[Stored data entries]
::::

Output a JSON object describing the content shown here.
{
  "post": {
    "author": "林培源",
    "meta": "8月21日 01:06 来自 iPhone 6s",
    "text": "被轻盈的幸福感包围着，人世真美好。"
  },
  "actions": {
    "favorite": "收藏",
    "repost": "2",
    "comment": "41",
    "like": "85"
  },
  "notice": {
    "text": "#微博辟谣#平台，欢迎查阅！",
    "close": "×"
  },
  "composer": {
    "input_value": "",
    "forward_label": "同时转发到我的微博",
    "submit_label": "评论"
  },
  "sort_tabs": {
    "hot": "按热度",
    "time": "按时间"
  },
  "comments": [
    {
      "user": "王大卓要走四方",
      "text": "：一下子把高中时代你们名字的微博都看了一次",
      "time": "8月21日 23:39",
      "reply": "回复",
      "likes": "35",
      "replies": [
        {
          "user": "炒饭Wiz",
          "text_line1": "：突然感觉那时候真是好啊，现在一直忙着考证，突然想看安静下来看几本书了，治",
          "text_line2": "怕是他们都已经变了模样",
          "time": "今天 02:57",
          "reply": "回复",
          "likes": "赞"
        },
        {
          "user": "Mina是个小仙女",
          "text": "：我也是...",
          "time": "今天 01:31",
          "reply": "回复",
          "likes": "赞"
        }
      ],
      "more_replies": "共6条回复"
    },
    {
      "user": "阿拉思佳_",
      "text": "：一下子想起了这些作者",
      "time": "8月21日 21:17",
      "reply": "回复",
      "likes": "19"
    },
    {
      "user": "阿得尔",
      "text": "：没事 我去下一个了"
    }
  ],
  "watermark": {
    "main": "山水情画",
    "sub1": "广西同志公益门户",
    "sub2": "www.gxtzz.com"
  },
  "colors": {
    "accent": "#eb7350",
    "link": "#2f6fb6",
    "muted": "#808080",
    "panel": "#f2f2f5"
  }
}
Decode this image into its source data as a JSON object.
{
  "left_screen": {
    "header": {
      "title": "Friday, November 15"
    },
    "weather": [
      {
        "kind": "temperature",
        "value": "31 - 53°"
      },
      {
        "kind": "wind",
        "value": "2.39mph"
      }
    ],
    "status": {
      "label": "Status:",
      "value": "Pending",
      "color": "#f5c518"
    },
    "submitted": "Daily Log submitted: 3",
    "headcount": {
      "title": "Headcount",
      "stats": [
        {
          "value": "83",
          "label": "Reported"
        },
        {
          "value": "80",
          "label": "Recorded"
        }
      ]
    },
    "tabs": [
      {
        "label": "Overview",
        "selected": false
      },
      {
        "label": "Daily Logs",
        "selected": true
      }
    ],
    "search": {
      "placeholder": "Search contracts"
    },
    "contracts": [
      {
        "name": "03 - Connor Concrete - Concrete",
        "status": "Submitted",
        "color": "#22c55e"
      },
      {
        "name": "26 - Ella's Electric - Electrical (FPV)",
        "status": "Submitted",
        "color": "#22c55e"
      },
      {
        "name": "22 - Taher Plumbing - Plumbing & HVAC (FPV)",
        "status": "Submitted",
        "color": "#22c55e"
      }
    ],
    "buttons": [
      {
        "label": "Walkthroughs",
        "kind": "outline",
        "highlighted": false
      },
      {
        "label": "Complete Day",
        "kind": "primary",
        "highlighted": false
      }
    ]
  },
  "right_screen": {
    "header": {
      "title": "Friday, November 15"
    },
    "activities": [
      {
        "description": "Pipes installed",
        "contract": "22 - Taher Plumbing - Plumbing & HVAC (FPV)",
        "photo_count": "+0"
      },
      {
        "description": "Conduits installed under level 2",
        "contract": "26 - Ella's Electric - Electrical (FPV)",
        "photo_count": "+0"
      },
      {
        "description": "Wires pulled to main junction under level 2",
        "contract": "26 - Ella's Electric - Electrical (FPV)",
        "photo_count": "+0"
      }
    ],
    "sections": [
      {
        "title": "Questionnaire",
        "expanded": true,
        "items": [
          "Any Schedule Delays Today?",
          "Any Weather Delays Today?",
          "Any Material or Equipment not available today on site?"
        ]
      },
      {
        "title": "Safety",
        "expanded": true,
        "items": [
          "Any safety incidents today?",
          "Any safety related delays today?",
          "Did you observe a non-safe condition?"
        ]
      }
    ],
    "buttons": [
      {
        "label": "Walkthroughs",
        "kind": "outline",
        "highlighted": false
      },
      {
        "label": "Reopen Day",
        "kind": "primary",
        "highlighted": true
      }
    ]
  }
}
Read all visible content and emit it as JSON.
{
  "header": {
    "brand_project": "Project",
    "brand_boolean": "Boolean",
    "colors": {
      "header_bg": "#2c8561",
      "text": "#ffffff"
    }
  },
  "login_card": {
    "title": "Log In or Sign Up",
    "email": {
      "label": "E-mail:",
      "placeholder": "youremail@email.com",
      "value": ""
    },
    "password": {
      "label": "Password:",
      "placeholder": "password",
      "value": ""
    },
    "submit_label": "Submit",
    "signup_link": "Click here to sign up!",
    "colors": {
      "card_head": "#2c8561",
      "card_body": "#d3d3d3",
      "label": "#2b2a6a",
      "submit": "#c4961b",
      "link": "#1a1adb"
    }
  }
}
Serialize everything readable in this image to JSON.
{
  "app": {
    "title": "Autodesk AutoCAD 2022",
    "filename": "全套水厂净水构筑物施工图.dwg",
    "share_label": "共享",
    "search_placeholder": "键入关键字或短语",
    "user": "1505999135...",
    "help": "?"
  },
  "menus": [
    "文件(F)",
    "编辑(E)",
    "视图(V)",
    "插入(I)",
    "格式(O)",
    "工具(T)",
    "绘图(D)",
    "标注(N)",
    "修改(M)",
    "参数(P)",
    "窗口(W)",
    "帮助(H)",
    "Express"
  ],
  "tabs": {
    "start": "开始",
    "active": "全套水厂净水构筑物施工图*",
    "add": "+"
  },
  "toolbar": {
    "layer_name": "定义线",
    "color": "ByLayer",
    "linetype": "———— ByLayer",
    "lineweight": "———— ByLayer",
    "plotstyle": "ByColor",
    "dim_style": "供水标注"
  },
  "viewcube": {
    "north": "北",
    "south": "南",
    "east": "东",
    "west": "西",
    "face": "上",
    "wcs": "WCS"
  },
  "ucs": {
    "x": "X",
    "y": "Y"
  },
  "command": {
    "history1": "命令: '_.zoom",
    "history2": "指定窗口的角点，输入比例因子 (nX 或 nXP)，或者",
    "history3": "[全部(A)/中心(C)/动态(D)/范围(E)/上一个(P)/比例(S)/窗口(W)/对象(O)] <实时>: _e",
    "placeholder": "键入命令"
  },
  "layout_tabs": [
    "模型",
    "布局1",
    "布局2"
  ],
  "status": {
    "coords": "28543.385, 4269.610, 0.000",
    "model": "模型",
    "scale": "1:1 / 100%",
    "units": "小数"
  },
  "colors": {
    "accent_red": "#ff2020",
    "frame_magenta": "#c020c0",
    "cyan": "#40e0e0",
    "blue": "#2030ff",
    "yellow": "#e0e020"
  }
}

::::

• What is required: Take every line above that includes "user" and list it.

• Response box:
      "user": "王大卓要走四方",
          "user": "炒饭Wiz",
          "user": "Mina是个小仙女",
      "user": "阿拉思佳_",
      "user": "阿得尔",
    "user": "1505999135...",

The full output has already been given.